## WHAT NEEDS TO BE DONE:
Take every line from the entries below that includes the word "採用の流れ" and copy it.
---------- PROVIDED RECORDS ----------
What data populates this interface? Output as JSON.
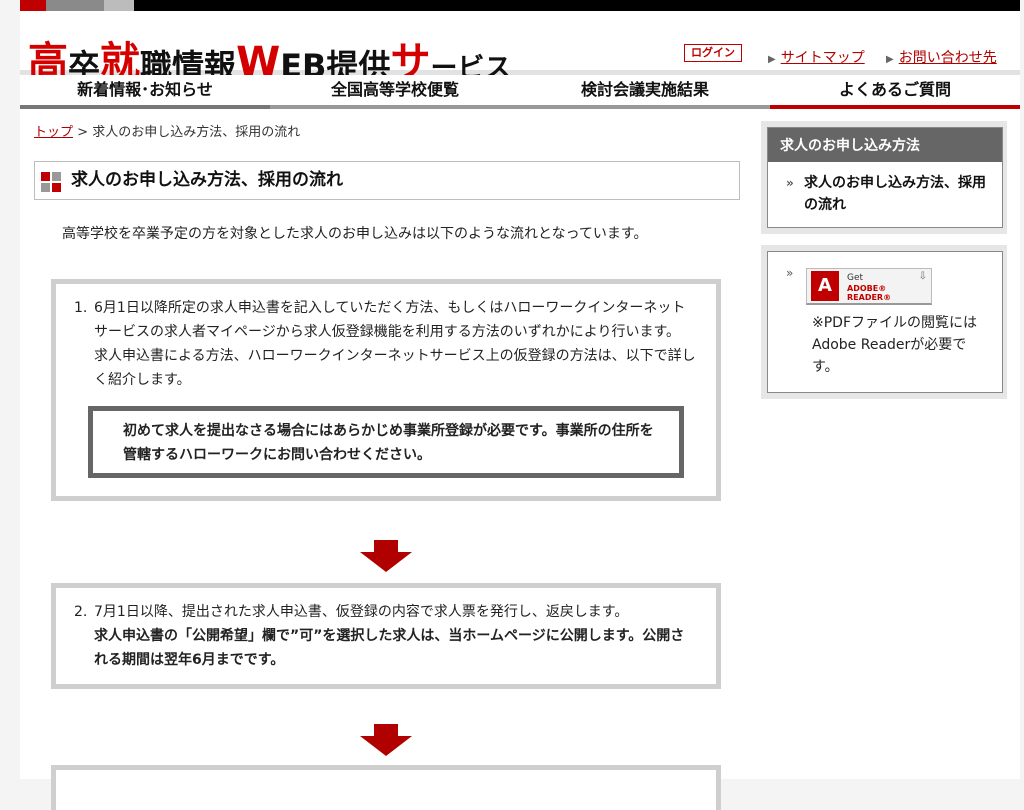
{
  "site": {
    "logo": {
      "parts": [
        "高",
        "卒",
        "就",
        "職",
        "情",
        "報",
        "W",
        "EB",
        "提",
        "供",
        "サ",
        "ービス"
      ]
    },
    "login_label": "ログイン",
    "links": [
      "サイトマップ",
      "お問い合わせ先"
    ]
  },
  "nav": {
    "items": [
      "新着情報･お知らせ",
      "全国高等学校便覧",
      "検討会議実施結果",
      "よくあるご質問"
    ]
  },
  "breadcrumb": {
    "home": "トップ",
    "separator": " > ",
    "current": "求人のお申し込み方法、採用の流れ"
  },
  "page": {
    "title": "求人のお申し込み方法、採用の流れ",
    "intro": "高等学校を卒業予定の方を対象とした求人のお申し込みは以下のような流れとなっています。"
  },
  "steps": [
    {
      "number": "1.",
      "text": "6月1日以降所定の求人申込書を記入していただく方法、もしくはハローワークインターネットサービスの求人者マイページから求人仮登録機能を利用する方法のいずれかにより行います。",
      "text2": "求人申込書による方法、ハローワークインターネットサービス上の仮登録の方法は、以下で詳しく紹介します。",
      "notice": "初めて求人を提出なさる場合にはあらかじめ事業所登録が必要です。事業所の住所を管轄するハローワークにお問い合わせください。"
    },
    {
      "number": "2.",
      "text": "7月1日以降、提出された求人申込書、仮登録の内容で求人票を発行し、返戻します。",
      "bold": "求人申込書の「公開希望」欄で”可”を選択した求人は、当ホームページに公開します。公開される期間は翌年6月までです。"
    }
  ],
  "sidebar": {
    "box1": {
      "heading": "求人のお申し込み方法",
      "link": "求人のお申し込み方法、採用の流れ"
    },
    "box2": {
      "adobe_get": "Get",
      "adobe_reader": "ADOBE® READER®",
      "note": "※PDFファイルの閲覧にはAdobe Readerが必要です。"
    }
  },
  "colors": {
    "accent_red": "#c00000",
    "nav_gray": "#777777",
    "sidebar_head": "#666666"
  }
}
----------
## TASK ANSWER:
    "current": "求人のお申し込み方法、採用の流れ"
    "title": "求人のお申し込み方法、採用の流れ",
      "link": "求人のお申し込み方法、採用の流れ"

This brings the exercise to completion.